WORK ITEM:
Please say how many lines in the records below contain the word "subtitle". Give only the number.

== Segment start ==

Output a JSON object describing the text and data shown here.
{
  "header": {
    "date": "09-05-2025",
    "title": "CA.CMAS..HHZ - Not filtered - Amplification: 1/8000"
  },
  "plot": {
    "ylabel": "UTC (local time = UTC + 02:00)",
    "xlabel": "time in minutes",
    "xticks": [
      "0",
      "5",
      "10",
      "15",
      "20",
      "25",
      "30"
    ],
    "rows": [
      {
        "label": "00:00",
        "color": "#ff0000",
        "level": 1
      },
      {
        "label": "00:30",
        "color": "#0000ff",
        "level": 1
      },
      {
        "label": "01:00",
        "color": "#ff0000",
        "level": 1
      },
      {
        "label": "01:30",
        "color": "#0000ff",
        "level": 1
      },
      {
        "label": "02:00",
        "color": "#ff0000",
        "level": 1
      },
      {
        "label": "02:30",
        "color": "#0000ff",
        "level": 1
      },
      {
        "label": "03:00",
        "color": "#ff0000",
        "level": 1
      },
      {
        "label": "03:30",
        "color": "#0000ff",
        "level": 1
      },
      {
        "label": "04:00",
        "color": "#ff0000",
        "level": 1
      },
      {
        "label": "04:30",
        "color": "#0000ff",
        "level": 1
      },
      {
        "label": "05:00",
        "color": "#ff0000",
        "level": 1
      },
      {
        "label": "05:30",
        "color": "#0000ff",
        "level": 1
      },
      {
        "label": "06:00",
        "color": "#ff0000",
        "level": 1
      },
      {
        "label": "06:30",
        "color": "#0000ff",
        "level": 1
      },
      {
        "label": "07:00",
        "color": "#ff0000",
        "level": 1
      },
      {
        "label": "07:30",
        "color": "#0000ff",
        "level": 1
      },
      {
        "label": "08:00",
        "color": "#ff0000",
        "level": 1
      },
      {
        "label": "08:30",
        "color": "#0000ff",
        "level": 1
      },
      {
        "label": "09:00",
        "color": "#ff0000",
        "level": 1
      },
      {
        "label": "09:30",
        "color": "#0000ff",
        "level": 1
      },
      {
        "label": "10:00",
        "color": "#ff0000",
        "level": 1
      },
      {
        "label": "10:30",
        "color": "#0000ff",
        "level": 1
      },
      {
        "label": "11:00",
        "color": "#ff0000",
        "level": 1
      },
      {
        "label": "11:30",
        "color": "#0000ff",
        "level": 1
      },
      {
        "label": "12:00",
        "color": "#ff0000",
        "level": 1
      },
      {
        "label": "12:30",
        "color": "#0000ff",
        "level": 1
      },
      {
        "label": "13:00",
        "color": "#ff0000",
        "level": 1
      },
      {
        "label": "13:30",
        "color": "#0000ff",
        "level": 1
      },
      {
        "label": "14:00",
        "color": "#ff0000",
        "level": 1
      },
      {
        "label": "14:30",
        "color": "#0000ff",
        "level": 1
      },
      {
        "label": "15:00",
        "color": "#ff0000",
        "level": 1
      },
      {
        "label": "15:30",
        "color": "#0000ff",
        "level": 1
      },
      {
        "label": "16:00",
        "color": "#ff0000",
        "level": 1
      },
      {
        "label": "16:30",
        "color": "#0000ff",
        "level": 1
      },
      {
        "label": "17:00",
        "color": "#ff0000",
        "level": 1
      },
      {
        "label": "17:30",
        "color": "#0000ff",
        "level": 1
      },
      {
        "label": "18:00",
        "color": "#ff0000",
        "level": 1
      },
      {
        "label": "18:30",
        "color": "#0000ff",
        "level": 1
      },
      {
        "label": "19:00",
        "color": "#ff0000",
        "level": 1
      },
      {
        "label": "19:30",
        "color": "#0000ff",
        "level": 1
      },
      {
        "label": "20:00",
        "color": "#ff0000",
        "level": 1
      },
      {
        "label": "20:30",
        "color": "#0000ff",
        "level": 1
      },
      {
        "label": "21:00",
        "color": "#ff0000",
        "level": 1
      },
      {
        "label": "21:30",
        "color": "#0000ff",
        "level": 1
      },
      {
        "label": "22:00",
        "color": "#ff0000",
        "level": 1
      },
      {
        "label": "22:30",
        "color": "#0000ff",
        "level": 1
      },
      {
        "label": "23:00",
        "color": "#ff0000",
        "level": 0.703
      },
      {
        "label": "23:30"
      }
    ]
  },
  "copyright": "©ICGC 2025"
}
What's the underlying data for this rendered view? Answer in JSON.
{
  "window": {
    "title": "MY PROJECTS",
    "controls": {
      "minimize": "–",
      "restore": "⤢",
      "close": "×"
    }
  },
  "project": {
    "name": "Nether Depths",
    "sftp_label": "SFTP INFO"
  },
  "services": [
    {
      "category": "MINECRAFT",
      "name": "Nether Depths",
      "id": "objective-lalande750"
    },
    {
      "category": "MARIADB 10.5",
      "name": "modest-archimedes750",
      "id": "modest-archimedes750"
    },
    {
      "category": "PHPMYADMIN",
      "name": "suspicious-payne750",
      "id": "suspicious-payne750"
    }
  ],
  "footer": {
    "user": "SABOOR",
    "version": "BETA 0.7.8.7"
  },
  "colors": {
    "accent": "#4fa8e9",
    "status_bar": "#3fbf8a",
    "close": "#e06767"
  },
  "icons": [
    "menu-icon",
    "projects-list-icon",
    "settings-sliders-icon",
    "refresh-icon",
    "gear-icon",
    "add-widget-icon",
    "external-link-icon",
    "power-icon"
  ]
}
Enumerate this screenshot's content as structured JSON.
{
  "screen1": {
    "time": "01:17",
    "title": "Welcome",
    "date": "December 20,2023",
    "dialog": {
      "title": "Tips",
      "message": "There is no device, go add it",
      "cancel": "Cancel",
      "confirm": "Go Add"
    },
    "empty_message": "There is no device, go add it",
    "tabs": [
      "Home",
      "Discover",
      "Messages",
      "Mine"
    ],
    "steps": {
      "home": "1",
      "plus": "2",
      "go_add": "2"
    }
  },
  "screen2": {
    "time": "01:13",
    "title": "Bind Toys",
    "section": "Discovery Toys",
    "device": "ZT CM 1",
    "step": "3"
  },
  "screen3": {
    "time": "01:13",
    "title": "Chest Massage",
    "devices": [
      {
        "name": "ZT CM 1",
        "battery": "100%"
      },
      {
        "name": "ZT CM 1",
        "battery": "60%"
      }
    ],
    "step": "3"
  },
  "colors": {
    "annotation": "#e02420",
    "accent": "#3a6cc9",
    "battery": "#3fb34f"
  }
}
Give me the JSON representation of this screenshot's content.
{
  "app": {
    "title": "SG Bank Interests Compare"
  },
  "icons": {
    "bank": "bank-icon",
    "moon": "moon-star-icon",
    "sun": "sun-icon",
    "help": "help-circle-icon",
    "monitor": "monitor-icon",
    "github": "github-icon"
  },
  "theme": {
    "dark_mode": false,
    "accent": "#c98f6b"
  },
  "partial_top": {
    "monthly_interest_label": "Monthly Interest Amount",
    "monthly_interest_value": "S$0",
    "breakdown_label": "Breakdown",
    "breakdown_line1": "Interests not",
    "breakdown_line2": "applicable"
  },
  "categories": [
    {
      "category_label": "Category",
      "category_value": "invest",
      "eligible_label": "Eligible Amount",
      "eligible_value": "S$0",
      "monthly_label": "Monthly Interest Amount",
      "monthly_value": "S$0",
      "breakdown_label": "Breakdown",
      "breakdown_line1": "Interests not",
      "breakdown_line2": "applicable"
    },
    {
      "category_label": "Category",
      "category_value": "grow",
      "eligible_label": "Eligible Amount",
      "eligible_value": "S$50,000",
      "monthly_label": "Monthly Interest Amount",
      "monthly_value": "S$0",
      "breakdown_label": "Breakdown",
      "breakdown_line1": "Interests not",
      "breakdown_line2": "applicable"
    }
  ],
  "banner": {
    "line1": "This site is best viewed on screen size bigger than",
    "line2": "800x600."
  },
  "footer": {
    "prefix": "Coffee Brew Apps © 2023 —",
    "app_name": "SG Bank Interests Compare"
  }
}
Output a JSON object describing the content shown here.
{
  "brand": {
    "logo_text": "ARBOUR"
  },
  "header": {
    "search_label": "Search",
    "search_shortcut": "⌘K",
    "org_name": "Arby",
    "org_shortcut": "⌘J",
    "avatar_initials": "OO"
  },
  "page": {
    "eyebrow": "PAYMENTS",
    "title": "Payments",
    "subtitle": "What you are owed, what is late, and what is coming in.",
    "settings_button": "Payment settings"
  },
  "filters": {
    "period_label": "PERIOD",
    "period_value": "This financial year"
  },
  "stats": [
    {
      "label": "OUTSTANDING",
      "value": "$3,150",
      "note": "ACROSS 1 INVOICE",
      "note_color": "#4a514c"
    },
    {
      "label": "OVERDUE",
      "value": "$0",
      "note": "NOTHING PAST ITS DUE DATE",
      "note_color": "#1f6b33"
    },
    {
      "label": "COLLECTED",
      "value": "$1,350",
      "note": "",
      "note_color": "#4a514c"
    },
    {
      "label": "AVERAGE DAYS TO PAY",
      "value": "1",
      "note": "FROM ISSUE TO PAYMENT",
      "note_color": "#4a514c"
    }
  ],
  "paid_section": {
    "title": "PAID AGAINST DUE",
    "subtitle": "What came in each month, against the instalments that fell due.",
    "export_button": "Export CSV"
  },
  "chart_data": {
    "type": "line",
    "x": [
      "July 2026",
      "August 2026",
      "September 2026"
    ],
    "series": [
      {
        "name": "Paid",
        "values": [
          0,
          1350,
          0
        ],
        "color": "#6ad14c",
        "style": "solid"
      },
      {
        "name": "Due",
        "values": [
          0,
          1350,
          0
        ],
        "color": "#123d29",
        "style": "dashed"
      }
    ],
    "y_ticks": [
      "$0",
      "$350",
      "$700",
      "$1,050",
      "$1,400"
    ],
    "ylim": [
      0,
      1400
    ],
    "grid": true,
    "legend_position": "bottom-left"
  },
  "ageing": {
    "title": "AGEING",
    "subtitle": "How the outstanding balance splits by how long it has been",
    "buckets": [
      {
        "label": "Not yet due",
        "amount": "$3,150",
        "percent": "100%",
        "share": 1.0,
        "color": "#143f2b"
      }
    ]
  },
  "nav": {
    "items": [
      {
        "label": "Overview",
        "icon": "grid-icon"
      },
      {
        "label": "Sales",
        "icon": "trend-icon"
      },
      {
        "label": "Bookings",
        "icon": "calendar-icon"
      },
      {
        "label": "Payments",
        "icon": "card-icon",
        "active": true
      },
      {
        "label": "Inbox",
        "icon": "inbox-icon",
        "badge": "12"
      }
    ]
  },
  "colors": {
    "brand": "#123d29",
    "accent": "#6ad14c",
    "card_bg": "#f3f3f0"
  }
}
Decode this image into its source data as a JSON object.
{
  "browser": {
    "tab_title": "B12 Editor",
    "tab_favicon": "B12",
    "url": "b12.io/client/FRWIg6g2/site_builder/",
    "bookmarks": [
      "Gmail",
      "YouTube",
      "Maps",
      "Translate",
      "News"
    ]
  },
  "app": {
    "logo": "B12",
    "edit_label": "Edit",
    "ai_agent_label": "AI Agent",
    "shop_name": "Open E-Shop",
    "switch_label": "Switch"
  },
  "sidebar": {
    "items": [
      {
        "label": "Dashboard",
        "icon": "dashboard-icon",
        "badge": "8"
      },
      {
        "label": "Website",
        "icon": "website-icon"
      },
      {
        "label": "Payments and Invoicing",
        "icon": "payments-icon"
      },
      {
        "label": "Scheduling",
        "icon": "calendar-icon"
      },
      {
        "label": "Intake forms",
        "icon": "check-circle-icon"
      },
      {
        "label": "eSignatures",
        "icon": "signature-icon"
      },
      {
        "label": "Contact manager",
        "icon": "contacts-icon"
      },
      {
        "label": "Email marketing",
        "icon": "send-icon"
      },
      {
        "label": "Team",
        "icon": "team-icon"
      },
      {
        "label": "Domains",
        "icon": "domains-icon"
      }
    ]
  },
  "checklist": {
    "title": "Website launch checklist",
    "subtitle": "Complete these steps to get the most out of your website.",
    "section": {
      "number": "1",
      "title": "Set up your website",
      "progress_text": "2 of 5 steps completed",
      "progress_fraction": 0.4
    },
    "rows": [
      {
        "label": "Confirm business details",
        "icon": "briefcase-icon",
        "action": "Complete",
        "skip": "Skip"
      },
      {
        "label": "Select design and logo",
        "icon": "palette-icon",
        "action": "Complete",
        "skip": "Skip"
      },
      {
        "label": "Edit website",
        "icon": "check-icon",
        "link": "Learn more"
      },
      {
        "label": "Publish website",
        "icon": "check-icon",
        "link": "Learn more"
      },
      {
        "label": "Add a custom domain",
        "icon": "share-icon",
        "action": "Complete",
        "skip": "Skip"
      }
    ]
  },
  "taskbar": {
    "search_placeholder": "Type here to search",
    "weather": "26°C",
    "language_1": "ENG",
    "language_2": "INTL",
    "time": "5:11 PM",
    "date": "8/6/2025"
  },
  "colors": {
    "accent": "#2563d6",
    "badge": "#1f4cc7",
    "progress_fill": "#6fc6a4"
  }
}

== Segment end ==

WRITTEN RESPONSE:
4